New York Review of Books: “In the streets of Berlin, one is often struck by the momentary insight that someday all this will suddenly burst apart,” observed the critic and journalist Siegfried Kracauer in a 1926 essay on the city’s picture palaces. Because of its fragility, the irreconcilable forces that threatened it, and the apocalyptic air that came to enshroud its short-lived existence, the Weimar Republic has often been perceived as “a dance on the edge of a volcano,” as the great Yale historian Peter Gay famously called it, or a “voluptuous panic,” as Mel Gordon titled his erotic history of the period.

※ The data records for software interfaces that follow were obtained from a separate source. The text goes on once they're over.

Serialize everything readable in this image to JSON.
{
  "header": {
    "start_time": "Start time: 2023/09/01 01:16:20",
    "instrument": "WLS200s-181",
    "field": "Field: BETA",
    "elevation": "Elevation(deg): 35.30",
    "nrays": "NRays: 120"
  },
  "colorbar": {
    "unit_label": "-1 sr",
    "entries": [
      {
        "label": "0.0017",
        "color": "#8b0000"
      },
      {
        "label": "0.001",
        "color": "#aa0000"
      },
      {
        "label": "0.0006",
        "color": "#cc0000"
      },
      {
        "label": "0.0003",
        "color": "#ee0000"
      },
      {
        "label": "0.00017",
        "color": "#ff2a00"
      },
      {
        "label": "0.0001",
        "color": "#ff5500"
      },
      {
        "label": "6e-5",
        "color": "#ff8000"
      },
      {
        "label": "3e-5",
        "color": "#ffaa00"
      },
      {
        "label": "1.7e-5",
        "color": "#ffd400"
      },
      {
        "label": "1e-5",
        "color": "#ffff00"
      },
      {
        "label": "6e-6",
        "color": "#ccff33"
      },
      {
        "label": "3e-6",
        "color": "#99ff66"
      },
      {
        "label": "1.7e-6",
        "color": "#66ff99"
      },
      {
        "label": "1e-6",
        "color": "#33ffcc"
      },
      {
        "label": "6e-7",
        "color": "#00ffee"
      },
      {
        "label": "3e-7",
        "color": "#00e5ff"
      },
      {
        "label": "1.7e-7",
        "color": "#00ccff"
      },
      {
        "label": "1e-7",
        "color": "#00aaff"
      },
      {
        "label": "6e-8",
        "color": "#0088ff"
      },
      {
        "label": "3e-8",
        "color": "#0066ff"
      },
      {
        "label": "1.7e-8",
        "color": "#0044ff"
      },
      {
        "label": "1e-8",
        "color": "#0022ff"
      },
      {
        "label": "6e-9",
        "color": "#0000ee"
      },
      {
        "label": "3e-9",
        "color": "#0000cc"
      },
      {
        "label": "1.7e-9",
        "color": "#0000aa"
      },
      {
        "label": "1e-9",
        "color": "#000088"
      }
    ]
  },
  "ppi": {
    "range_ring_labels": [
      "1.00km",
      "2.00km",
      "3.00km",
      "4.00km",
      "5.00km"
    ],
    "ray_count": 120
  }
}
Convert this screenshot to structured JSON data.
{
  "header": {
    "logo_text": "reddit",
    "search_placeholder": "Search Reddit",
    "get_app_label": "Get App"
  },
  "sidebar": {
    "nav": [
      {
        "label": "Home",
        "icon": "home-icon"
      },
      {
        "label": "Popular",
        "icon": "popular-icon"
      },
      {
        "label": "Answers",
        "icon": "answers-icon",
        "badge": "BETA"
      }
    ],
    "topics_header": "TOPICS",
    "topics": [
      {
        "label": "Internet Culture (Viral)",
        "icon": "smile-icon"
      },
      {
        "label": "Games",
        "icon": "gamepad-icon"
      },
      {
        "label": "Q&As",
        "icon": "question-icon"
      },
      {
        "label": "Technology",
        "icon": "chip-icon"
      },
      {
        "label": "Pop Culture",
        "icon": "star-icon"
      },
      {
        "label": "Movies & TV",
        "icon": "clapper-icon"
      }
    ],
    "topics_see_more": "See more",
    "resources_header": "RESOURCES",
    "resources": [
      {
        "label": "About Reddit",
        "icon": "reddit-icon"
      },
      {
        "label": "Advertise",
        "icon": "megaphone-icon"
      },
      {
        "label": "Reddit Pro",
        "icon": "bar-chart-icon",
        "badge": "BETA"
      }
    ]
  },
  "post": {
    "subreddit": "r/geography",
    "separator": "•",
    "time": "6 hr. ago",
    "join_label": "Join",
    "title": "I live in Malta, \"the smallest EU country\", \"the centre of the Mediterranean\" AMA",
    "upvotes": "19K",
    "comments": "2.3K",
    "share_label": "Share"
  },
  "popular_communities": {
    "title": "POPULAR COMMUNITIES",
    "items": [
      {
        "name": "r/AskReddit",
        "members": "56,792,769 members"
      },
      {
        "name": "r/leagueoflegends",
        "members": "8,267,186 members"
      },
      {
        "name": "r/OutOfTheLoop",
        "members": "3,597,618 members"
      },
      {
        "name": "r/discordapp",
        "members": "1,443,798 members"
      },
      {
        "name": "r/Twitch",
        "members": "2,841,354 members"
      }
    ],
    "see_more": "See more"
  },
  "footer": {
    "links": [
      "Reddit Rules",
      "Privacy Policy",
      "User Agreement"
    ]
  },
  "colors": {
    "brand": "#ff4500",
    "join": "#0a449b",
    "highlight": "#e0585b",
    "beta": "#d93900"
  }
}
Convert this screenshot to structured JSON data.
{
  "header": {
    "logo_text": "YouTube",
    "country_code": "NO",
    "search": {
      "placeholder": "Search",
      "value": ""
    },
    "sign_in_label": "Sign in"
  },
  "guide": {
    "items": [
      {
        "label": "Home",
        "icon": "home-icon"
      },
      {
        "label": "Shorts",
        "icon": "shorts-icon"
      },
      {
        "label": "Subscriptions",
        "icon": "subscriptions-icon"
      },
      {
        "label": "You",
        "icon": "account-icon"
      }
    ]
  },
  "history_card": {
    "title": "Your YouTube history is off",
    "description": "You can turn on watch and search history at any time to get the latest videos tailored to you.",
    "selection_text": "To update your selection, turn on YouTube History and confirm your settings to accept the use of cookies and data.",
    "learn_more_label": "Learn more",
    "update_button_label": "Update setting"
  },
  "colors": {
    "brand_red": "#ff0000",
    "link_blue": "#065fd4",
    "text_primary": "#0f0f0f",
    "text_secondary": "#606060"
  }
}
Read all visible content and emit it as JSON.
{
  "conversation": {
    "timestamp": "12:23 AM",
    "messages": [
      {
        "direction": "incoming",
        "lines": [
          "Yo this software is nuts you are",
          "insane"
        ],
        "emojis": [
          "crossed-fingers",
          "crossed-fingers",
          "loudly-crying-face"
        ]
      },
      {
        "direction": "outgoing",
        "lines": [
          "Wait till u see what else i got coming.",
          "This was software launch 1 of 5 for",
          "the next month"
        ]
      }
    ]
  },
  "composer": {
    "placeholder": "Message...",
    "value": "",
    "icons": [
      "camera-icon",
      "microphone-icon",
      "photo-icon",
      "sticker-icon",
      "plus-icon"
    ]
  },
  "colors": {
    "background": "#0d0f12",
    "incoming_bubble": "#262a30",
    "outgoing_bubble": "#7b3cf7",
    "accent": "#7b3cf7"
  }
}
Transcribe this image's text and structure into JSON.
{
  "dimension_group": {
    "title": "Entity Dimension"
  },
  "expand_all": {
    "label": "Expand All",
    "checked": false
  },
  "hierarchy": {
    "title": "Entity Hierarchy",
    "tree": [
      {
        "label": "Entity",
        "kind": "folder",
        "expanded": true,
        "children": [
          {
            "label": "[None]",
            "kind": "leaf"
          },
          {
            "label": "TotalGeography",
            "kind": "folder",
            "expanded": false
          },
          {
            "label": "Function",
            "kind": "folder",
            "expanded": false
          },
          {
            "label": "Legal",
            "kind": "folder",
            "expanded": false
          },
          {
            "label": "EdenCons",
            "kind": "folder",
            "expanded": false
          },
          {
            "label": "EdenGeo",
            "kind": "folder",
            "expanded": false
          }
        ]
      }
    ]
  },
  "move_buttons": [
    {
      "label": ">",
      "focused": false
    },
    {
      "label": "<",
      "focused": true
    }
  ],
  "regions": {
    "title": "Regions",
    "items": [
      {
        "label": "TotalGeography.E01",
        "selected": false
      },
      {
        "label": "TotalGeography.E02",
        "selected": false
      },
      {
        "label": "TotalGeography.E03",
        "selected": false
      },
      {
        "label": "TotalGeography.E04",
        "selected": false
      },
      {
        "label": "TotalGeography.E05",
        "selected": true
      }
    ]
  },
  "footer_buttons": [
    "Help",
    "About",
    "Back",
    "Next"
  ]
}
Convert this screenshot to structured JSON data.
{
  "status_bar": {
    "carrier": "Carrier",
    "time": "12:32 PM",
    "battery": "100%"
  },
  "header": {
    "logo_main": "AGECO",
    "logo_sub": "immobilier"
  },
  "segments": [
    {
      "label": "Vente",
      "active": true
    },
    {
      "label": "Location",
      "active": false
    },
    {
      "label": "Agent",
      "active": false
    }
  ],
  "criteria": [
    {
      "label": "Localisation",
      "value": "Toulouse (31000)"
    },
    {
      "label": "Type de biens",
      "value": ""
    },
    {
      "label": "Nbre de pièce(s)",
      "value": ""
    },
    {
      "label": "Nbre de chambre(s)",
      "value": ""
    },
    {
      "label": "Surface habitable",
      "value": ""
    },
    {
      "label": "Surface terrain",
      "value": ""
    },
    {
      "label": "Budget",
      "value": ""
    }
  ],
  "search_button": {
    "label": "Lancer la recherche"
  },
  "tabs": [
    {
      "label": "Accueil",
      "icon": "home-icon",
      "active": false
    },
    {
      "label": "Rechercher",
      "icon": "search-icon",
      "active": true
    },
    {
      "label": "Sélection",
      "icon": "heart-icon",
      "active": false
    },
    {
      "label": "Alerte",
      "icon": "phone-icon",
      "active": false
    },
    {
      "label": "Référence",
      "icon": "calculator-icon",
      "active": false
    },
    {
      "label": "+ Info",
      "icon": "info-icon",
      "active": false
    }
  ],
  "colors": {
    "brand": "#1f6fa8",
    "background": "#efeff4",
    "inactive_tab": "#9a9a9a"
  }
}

Small wonder that artists, writers, and filmmakers have been drawn, again and again, over generations, to depict that time and place. But not since Rainer Werner Fassbinder adapted Alfred Döblin’s acclaimed 1929 novel Berlin Alexanderplatz into a fourteen-episode production that aired on West German television in 1980 has there been as much talk about a German television series set in the Weimar era as there has been this year about Babylon Berlin. Its first two seasons, now available on Netflix, encompass sixteen episodes chronicling the turbulent spring of 1929. Read more.